SINCE LAST WRITING ABOUT TEA in general and Tazo’s Earl of Grey in particular, I have tried to other earls: both the Twinings and Stash’s Earl Grey Black & Green (the blend is interesting but I prefer each separately). I can report with comfort that, for my taste, while both are good neither holds a candle to the Tazo. 1
Which leads us to the idiom, can’t hold a candle to: the phrase apparently has its origins in England in the 17th century. It first appeared in print in Sir Edward Dering’s The Fower Cardinal – Vertues Of A Carmelite Fryar in 1641: “Though I be not worthy to hold the candle to Aristotle.” 2

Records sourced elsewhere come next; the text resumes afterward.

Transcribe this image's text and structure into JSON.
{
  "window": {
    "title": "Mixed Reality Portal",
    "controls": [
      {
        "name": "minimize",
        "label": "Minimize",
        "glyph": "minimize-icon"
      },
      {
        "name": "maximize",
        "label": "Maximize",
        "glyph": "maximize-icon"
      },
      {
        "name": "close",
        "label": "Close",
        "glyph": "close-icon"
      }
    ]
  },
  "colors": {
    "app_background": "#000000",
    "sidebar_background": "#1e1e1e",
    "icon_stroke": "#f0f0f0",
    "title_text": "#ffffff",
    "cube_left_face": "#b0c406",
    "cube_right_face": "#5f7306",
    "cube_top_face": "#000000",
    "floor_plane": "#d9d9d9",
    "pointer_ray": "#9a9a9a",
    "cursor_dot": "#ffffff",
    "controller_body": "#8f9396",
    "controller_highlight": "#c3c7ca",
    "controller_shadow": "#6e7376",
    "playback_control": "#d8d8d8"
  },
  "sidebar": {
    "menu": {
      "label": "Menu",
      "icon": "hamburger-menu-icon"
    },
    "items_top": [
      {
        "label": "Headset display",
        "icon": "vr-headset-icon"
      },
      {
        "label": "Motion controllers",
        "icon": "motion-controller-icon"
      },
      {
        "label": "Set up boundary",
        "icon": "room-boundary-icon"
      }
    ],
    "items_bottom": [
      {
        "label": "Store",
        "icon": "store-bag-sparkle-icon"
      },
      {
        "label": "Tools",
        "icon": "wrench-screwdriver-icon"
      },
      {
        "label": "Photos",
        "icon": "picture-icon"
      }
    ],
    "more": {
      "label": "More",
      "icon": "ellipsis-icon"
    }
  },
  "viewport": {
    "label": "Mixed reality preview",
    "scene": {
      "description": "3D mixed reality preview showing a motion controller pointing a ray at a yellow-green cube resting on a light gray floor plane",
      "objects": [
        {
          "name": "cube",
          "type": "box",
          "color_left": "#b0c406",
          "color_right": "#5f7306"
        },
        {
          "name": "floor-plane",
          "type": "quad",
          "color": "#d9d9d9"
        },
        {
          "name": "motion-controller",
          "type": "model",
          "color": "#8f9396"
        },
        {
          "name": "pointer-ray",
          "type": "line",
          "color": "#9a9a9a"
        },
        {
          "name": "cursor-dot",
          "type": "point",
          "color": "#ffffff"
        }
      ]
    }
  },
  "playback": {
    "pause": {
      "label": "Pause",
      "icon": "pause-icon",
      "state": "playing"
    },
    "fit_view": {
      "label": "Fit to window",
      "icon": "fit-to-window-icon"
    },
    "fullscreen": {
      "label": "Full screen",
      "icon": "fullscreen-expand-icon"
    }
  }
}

“Apprentices used to be expected to hold the candle so that more experienced workmen were able to see what they were doing. Someone unable even to do that would be of low status indeed.”
It was apparently first used in print in the way that we currently use and understand the phrase in 1883 in William Norris’ novel No New Thing: “Edith is pretty, very pretty; but she can’t hold a candle to Nellie.” (The Phrase Finder)
Aftertaste of Citrus aurantium bergamia
Which brings us ’round again to tea: with Tazo Earl Grey, the essence of the necessary bergamot is much more evident in the taste. Perhaps with time, my palate may yearn for subtlety, but at this point in time I prefer the sweet, perfumey aftertaste of the fruit of the Citrus aurantium bergamia.
I have no idea why the old Gene Chandler hit Duke Of Earl popped into my head while writing this piece, but it did. A bit of hum-able, unforgettable silliness from the early ’60s (“Duke Duke Duke, Duke of Earl … Yes, I’m the Duke of Earl”), Duke Of Earl hit the top of the Billboard chart and had one of the few doo-wop hits after that genre’s run of popularity in the ’50s.
The other early ’60s doo-wop biggie was, of course, the Marcels’ inane, wonderful arrangement and performance of Blue Moon. Anyway, I did a brief piece on Duke Of Earl for my other site (“duke duke duke, duke of earl”) that includes a vintage video of Chandler as the Duke. Give it a read and a view.
FEATURED IMAGE: In 2016,the Englewood section of Chicago renamed a stretch of 59th Street between Racine Avenue and May Street is now named Gene Chandler “The Duke Of Earl” Way.
1 Give a read to“Do You Think that Popeye and Olive Oyl Drank Earl Grey at Tea Time?”
2 The word fower is an old Scottish variant on four. Almost sounds like the way Paul pronounced “four” in the count-off that opens I Saw Her Standing There.